## TASK BRIEF
Below are the records; collect from them each line containing the string "repo".

(App and web page records)
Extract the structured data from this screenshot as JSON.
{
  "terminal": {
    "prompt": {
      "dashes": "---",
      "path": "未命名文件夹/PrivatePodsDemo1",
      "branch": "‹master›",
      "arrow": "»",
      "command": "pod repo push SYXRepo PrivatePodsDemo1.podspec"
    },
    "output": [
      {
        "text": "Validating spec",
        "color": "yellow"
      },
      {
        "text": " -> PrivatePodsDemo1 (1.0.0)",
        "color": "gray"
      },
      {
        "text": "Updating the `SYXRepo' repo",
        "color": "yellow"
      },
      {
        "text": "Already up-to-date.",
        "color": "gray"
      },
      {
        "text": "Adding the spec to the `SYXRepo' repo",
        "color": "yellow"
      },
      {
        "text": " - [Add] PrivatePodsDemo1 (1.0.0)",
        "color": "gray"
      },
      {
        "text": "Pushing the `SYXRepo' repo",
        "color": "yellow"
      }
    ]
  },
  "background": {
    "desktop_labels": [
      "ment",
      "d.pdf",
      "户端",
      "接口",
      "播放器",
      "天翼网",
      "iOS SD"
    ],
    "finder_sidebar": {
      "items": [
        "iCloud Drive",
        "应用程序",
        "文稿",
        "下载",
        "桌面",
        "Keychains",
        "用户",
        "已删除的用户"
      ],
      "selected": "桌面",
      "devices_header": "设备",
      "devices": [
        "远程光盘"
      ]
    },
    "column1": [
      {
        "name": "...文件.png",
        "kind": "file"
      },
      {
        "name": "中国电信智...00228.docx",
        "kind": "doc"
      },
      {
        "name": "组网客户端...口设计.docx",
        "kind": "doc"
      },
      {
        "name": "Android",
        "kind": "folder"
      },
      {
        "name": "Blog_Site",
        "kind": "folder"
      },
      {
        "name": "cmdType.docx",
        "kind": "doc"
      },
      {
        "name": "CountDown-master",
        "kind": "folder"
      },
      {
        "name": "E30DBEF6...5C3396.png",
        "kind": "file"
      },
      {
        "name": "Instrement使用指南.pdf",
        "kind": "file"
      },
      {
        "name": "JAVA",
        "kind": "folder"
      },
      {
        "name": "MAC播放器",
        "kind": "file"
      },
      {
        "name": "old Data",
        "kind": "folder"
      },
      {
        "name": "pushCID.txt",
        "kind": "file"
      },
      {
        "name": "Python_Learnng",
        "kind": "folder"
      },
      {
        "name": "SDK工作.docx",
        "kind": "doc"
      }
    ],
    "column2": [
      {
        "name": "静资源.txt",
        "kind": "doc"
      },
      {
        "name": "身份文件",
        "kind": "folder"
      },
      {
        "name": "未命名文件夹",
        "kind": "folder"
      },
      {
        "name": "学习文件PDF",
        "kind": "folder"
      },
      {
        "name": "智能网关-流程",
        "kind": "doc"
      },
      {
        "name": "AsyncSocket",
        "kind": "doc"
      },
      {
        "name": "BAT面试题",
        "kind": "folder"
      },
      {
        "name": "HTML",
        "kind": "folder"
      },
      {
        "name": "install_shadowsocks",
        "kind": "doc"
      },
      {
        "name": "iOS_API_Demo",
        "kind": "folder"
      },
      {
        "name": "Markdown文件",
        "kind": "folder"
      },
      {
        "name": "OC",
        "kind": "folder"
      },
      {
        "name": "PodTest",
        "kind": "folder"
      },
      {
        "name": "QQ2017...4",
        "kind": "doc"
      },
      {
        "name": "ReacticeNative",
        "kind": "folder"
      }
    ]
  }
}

## PROBLEM SOLUTION
      "command": "pod repo push SYXRepo PrivatePodsDemo1.podspec"
        "text": "Updating the `SYXRepo' repo",
        "text": "Adding the spec to the `SYXRepo' repo",
        "text": "Pushing the `SYXRepo' repo",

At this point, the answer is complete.